When I shut down the pytorch program by kill, I encountered the problem with the GPU

Hello,
When I shut down the pytorch program by kill, I encountered the problem with the GPU(I opened two programs at the same time and then turned off).
When i use kill to close the program,GPU is still occupied.Then I found that there were two PIDs that could not kill.
What’s wrong ? thank you ?

and my code is:

net.cuda()
net = torch.nn.DataParallel(net, device_ids=range(torch.cuda.device_count()))
cudnn.benchmark = True

I had the same problem.

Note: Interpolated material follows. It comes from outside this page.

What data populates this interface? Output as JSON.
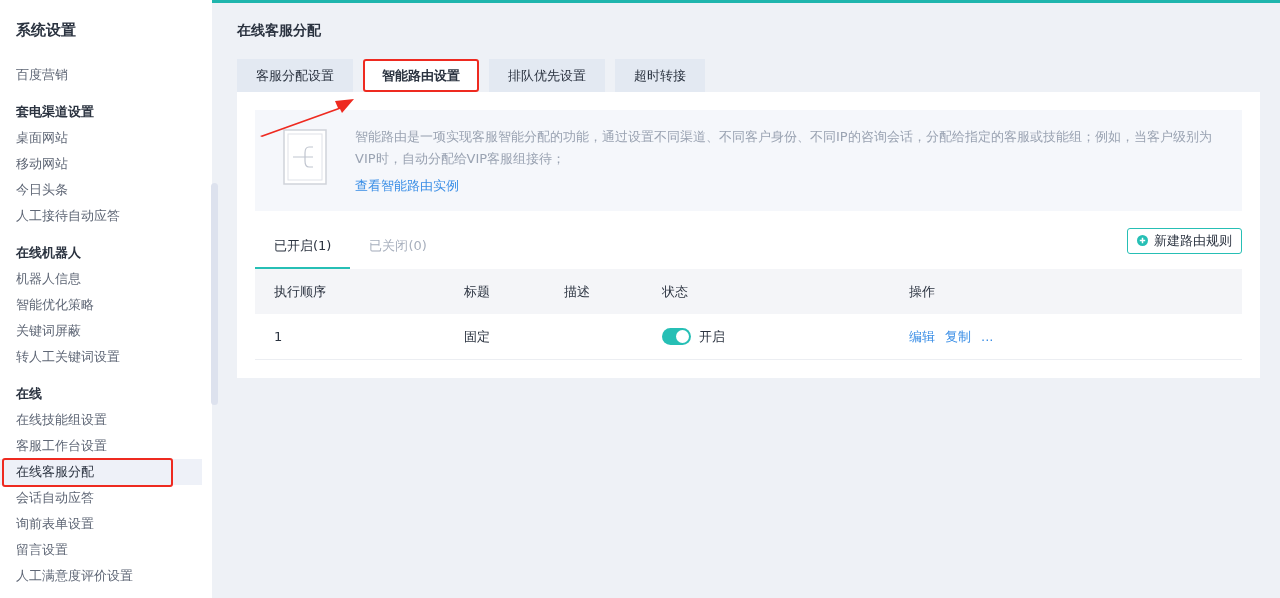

The easy solution is to reset the pc or reset the memory from the GPU (that work for me):

sudo nvidia-smi --gpu-reset

But I don’t know why this happens, only that I have to stops the scripts using ctrl-c.

2 Likes

Hi:
I no longer encounter this problem when I set up to use only one GPU。

os.environ[“CUDA_VISIBLE_DEVICES”] = “0”

I also had the same problem. The admin had to reboot every time this happened. Something is quite wrong in the DataParallel.
Also I’ve often experienced the following:
running on multiple GPUs with DataParallel and DataLoader (num_worker = 16), try to terminate the process with ctrl+c then program freezes. Gpus hang, including nvidia-smi or other GPU related work.

6 Likes

nearly the same problem! Every time I reboot the machine, does somebody has any good way to solve it?

@DL-Chang
I happen to meet the issue same as you, and what I do is:

ps aux|grep python

And then, find out the pid whose process is occupying in the GPU memory, do

kill -9 PID

3 Likes

Same issue here! I guess DataParallel is very buggy in terms of processing kill signal. Would love to have it fixed

I am still encountering the GPU hang problem today, but my case is not Pytorch related.

I’m using Win7 with CUDA 10.2, writing C++ code with CUDA runtime API. Sometimes when I hit Ctrl-C, the GPU hangs and the process is in some sort of zombie state and unkillable, then I have to reboot.

I conjecture that when the host code is submitting a kernel job and the kill signal arrives this will happen, without concrete evidence. If that’s the case, we might need to catch the kill signal in our code to allow graceful exit of CUDA.

@feipan664’s solution worked. But, how can we prevent this issue in advance? PID in nvidia-smi shows just the main PID of the job. And, killing that just kills the main PID, remaining intertwined PIDs.